» AIM OF THE TASK: Omit the pictures and copy the entries exactly.
= = = =
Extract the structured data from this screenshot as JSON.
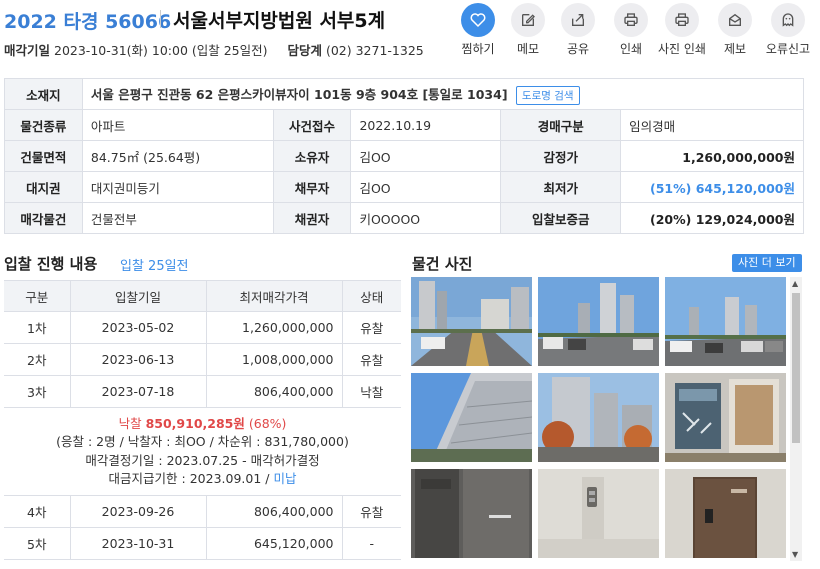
{
  "header": {
    "case_no": "2022 타경 56066",
    "court": "서울서부지방법원 서부5계",
    "sale_date_label": "매각기일",
    "sale_date_value": "2023-10-31(화) 10:00 (입찰 25일전)",
    "dept_label": "담당계",
    "dept_phone": "(02) 3271-1325"
  },
  "actions": [
    {
      "label": "찜하기",
      "icon": "heart-icon"
    },
    {
      "label": "메모",
      "icon": "memo-icon"
    },
    {
      "label": "공유",
      "icon": "share-icon"
    },
    {
      "label": "인쇄",
      "icon": "print-icon"
    },
    {
      "label": "사진 인쇄",
      "icon": "print-icon"
    },
    {
      "label": "제보",
      "icon": "mail-icon"
    },
    {
      "label": "오류신고",
      "icon": "ghost-icon"
    }
  ],
  "info": {
    "address_label": "소재지",
    "address": "서울 은평구 진관동 62 은평스카이뷰자이 101동 9층 904호 [통일로 1034]",
    "road_search": "도로명 검색",
    "rows": [
      [
        {
          "h": "물건종류"
        },
        {
          "v": "아파트"
        },
        {
          "h": "사건접수"
        },
        {
          "v": "2022.10.19"
        },
        {
          "h": "경매구분"
        },
        {
          "v": "임의경매"
        }
      ],
      [
        {
          "h": "건물면적"
        },
        {
          "v": "84.75㎡ (25.64평)"
        },
        {
          "h": "소유자"
        },
        {
          "v": "김OO"
        },
        {
          "h": "감정가"
        },
        {
          "r": "1,260,000,000원"
        }
      ],
      [
        {
          "h": "대지권"
        },
        {
          "v": "대지권미등기"
        },
        {
          "h": "채무자"
        },
        {
          "v": "김OO"
        },
        {
          "h": "최저가"
        },
        {
          "rb": "(51%) 645,120,000원"
        }
      ],
      [
        {
          "h": "매각물건"
        },
        {
          "v": "건물전부"
        },
        {
          "h": "채권자"
        },
        {
          "v": "키OOOOO"
        },
        {
          "h": "입찰보증금"
        },
        {
          "r": "(20%) 129,024,000원"
        }
      ]
    ]
  },
  "bidding": {
    "title": "입찰 진행 내용",
    "sub": "입찰 25일전",
    "headers": [
      "구분",
      "입찰기일",
      "최저매각가격",
      "상태"
    ],
    "rows_before": [
      [
        "1차",
        "2023-05-02",
        "1,260,000,000",
        "유찰"
      ],
      [
        "2차",
        "2023-06-13",
        "1,008,000,000",
        "유찰"
      ],
      [
        "3차",
        "2023-07-18",
        "806,400,000",
        "낙찰"
      ]
    ],
    "detail": {
      "sold_label": "낙찰",
      "sold_price": "850,910,285원",
      "sold_rate": "(68%)",
      "line2": "(응찰 : 2명 / 낙찰자 : 최OO / 차순위 : 831,780,000)",
      "line3": "매각결정기일 : 2023.07.25 - 매각허가결정",
      "line4_prefix": "대금지급기한 : 2023.09.01 / ",
      "line4_status": "미납"
    },
    "rows_after": [
      [
        "4차",
        "2023-09-26",
        "806,400,000",
        "유찰"
      ],
      [
        "5차",
        "2023-10-31",
        "645,120,000",
        "-"
      ]
    ]
  },
  "photos": {
    "title": "물건 사진",
    "more": "사진 더 보기"
  }
}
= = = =
» SOLUTION TO THIS PROBLEM:
Extract the structured data from this screenshot as JSON.
{
  "header": {
    "case_no": "2022 타경 56066",
    "court": "서울서부지방법원 서부5계",
    "sale_date_label": "매각기일",
    "sale_date_value": "2023-10-31(화) 10:00 (입찰 25일전)",
    "dept_label": "담당계",
    "dept_phone": "(02) 3271-1325"
  },
  "actions": [
    {
      "label": "찜하기",
      "icon": "heart-icon"
    },
    {
      "label": "메모",
      "icon": "memo-icon"
    },
    {
      "label": "공유",
      "icon": "share-icon"
    },
    {
      "label": "인쇄",
      "icon": "print-icon"
    },
    {
      "label": "사진 인쇄",
      "icon": "print-icon"
    },
    {
      "label": "제보",
      "icon": "mail-icon"
    },
    {
      "label": "오류신고",
      "icon": "ghost-icon"
    }
  ],
  "info": {
    "address_label": "소재지",
    "address": "서울 은평구 진관동 62 은평스카이뷰자이 101동 9층 904호 [통일로 1034]",
    "road_search": "도로명 검색",
    "rows": [
      [
        {
          "h": "물건종류"
        },
        {
          "v": "아파트"
        },
        {
          "h": "사건접수"
        },
        {
          "v": "2022.10.19"
        },
        {
          "h": "경매구분"
        },
        {
          "v": "임의경매"
        }
      ],
      [
        {
          "h": "건물면적"
        },
        {
          "v": "84.75㎡ (25.64평)"
        },
        {
          "h": "소유자"
        },
        {
          "v": "김OO"
        },
        {
          "h": "감정가"
        },
        {
          "r": "1,260,000,000원"
        }
      ],
      [
        {
          "h": "대지권"
        },
        {
          "v": "대지권미등기"
        },
        {
          "h": "채무자"
        },
        {
          "v": "김OO"
        },
        {
          "h": "최저가"
        },
        {
          "rb": "(51%) 645,120,000원"
        }
      ],
      [
        {
          "h": "매각물건"
        },
        {
          "v": "건물전부"
        },
        {
          "h": "채권자"
        },
        {
          "v": "키OOOOO"
        },
        {
          "h": "입찰보증금"
        },
        {
          "r": "(20%) 129,024,000원"
        }
      ]
    ]
  },
  "bidding": {
    "title": "입찰 진행 내용",
    "sub": "입찰 25일전",
    "headers": [
      "구분",
      "입찰기일",
      "최저매각가격",
      "상태"
    ],
    "rows_before": [
      [
        "1차",
        "2023-05-02",
        "1,260,000,000",
        "유찰"
      ],
      [
        "2차",
        "2023-06-13",
        "1,008,000,000",
        "유찰"
      ],
      [
        "3차",
        "2023-07-18",
        "806,400,000",
        "낙찰"
      ]
    ],
    "detail": {
      "sold_label": "낙찰",
      "sold_price": "850,910,285원",
      "sold_rate": "(68%)",
      "line2": "(응찰 : 2명 / 낙찰자 : 최OO / 차순위 : 831,780,000)",
      "line3": "매각결정기일 : 2023.07.25 - 매각허가결정",
      "line4_prefix": "대금지급기한 : 2023.09.01 / ",
      "line4_status": "미납"
    },
    "rows_after": [
      [
        "4차",
        "2023-09-26",
        "806,400,000",
        "유찰"
      ],
      [
        "5차",
        "2023-10-31",
        "645,120,000",
        "-"
      ]
    ]
  },
  "photos": {
    "title": "물건 사진",
    "more": "사진 더 보기"
  }
}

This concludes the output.